Eventually I studied for an MA in fine art and now drawing and blogging are central to my creative life.

How do you define success?

For a very long time success meant getting through the day and remaining as positive as possible. Getting successfully through the day was measured by things like keeping myself fed and watered and my home reasonably together. If I could also make a small drawing and post it to my blog then that was often the icing on the cake.

Over time though, as my health has improved I have found myself wanting more. Studying for my MA (part-time over a couple of years) felt like a huge success to me, both creatively and in terms of learning to manage my energy levels.

Now a few years on from my MA I’m beginning to measure success in more financial terms. I spent a decade and a half on a very low income and over the last couple of years I’ve been working at increasing my income. I want to end 2011 earning at least £2000 a month (about US$3200) from my creative work, and I want to be earning it in a personally sustainable way. I went public with this aim a couple of weeks ago and have also launched a subscription based newsletter for anyone who would like to follow my progress (and maybe learn a little along the way too).

What in your opinion are the positives and negatives of technology when it comes to both creating and promoting your work?

Michael Nobbs – drawn iPad

I’m a technophile and happy to admit it. I think technology and the Internet offer huge opportunities to creative people who are willing to embrace them. Should we wish we can all be our own publishers, gallery owners and PR companies.

Do you collaborate with others or prefer to work alone, and why?

I prefer to work alone. This year I announced that I was no longer going to be directly exchanging my time for money. That means I’m no longer going to be working with or for people in the conventional way of being paid for providing a service or my time. Instead I’m going to concentrate on producing my own work, which I will either give away or sell via the web.

I’ve been moving in this direction for a while, reducing the amount of freelance work I undertake, and spending much more time working on my own projects and being in charge of deciding my own schedule.
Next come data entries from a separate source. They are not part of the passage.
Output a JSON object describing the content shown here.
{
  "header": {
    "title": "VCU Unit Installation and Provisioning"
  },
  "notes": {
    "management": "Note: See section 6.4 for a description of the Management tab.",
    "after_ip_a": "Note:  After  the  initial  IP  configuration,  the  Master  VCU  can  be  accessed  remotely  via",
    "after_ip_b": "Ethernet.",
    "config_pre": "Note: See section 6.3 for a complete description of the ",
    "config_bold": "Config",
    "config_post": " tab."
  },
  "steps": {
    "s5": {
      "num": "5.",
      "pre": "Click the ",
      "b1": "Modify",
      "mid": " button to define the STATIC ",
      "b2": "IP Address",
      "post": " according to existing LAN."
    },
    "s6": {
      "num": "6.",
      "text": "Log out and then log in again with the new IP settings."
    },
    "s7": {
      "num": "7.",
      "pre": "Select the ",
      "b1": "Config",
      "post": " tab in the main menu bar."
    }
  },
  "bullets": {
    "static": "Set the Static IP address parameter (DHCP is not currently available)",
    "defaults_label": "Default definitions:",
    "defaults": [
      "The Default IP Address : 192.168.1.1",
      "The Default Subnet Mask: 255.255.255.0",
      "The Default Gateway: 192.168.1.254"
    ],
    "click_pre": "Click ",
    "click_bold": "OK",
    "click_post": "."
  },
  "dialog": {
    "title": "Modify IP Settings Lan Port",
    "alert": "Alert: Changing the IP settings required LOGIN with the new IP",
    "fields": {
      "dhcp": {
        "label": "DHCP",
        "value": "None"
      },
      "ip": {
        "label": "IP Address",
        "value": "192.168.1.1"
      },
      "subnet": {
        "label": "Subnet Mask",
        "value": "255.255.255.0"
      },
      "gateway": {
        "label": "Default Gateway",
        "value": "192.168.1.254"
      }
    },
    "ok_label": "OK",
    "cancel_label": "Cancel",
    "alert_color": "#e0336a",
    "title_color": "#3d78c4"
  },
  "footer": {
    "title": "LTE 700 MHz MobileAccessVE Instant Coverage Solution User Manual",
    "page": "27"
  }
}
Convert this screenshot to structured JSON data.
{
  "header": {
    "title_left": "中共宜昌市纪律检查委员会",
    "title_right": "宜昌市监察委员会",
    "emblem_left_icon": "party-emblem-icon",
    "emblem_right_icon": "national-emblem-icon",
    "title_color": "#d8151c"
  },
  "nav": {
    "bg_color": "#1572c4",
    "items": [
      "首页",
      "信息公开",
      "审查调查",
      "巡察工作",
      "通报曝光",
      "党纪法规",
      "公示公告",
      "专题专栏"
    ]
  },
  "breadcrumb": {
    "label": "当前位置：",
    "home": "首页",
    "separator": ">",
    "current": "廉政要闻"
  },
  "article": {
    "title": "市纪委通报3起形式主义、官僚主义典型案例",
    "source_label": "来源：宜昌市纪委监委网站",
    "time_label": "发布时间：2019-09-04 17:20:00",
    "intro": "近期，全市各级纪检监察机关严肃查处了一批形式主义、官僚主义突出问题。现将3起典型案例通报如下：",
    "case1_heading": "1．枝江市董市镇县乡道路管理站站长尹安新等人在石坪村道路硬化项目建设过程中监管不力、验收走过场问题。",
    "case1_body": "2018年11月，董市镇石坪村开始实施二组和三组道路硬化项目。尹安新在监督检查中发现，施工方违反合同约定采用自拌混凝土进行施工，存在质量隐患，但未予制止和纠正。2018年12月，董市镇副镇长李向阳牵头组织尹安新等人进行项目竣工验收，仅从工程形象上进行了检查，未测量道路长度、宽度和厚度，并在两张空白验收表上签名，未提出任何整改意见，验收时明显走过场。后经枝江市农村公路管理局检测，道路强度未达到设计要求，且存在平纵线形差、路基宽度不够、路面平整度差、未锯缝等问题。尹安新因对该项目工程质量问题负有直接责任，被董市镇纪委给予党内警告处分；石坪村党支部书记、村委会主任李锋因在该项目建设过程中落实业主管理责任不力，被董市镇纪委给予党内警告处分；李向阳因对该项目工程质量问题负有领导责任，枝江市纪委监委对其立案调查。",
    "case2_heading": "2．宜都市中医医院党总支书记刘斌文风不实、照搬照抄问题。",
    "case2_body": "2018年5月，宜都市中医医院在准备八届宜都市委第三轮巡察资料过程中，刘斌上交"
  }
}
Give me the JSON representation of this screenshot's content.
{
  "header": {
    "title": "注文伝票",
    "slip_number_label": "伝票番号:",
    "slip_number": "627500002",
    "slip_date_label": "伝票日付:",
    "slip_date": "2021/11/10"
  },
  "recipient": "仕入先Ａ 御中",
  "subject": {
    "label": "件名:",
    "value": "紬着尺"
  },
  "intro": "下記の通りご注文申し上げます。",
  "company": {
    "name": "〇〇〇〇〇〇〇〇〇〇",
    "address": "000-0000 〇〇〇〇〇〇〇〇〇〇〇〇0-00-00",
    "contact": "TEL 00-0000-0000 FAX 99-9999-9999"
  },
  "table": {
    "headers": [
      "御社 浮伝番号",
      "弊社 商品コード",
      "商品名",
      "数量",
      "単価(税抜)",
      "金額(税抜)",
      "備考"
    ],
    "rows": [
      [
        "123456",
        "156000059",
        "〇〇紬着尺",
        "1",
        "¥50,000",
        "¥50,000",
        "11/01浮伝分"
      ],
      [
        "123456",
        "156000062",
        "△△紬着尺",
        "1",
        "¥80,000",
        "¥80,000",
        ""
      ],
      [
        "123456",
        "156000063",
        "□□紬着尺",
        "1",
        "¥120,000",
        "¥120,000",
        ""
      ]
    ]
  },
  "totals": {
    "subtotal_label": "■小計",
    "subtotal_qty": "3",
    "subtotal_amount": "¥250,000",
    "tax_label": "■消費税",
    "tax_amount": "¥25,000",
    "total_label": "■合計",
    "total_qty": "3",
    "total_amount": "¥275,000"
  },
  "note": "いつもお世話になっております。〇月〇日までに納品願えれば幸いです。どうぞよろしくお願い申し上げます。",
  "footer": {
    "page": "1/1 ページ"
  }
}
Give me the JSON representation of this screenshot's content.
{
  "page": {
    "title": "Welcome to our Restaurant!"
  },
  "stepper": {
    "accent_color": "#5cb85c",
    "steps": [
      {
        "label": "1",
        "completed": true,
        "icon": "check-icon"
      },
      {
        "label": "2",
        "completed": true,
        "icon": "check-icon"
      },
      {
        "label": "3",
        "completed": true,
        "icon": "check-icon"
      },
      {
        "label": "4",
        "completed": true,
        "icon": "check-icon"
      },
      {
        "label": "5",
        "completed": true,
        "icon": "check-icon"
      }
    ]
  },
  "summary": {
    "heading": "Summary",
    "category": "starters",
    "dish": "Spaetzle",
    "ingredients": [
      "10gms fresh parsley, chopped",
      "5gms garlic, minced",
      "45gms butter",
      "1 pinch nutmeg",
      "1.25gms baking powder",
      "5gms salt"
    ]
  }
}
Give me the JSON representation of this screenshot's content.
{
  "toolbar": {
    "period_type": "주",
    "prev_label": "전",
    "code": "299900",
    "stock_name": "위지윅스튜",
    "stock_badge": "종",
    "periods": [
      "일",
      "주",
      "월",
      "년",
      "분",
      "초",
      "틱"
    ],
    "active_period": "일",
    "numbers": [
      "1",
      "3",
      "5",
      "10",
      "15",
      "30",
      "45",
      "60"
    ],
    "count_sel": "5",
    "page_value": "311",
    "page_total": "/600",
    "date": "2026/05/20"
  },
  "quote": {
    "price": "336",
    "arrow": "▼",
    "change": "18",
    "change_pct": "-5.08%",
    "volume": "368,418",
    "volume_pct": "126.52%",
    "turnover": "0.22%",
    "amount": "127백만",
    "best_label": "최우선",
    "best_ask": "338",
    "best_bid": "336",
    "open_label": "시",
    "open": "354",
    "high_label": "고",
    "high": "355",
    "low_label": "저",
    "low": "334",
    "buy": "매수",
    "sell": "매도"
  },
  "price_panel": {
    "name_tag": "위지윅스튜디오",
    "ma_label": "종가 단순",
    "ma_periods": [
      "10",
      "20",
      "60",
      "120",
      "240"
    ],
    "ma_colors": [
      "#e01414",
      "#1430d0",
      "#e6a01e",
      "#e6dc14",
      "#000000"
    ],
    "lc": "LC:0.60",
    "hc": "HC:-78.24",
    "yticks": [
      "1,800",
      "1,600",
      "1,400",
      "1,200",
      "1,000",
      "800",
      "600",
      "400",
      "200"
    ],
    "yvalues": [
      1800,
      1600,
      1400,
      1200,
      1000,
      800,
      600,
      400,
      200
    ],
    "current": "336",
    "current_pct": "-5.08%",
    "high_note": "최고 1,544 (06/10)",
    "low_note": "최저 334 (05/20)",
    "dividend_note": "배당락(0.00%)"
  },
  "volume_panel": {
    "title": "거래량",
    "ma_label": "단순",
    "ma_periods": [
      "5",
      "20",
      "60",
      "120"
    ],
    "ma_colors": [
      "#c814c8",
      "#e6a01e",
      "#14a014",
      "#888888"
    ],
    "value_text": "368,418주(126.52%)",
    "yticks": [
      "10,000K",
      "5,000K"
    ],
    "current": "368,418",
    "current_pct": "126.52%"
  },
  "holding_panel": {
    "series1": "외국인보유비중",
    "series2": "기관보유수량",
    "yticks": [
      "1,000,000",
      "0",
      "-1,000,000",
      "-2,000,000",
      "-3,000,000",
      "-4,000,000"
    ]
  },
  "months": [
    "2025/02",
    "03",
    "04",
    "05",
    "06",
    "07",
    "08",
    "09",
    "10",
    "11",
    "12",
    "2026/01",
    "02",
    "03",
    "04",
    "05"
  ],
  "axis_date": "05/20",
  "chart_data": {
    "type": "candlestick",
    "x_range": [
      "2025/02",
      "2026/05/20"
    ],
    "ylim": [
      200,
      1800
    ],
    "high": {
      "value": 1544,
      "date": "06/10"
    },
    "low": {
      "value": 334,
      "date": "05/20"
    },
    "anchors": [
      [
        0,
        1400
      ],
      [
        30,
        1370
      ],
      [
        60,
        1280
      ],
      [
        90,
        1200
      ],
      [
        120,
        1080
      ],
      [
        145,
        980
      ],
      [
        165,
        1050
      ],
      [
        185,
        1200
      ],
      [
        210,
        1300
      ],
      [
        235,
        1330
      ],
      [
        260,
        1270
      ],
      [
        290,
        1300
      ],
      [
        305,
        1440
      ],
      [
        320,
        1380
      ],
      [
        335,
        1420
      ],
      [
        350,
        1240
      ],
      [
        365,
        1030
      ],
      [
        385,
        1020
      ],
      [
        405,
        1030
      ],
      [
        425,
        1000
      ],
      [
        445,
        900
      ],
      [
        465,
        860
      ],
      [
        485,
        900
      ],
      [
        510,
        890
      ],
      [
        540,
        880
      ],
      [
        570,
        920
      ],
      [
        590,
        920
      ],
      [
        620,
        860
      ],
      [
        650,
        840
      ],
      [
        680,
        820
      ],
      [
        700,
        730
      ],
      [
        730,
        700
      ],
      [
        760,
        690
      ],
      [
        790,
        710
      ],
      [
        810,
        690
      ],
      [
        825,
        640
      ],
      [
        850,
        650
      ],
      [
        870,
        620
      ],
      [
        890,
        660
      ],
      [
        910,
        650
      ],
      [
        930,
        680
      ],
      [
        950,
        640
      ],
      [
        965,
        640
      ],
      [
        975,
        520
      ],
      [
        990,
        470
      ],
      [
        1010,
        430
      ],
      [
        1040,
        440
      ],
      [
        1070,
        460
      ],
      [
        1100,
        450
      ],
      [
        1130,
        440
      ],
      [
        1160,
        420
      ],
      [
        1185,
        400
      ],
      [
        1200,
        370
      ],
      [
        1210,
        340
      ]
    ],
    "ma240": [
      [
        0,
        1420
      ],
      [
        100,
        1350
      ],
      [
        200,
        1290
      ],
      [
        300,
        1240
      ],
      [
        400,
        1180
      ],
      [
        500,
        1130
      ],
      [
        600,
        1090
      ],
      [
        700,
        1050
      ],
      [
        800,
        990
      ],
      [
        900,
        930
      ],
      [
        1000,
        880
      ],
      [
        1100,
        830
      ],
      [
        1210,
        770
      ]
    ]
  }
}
I’ve learnt that this is by far the most sustainable way for me to work. Not having to deal with other people expectations (no matter how understanding they can be about my limits) is very liberating.

Is community important to you – either local or online – and if so, why?

Yes community is very important to me. I meet with a group of writers once a week and value their support and input hugely. I also have group of online creative friends who I keep in touch with via Twitter, Facebook and email.

I’ve always found consistency difficult in terms of learning a craft and then practicing it regularly – is this something you’ve mastered and do you have any advice on how to maintain this?

Focus and practice :) Easier said than done I know. I learnt a long time ago that having severe limits to my energy meant that I needed to be very selective about what I chose to use my energy for. It made far better sense to focus on one manageable creative practice than to spread myself thinly.

Moreover it was better to work on what was important to me regularly and in small pieces of time. Little and often really can build up a creative body of work. Even just twenty minutes a day can make a difference.

Thanks Michael, excellent advice indeed! Are you inspired by this interview and Michael’s gorgeous drawings? Why not say hello in the comments.

Enjoy this interview? You can be one of the first to read Michael’s new e-book Sustainable Creativity*, which includes inspiration and advice to help people with low energy or limited time (or both) maintain a creative life. It’s also beautifully illustrated by Michael himself (of course!) You can also download his free e-book Start to Draw Your Life.

*As you might have guessed these are affiliate links. Yes, I’ve liberally peppered this article with desperate attempts to make a pittance of small change because I’m determined to prove that I can earn some cash doing something I enjoy, in this case interviewing amazing people and letting you know about them :)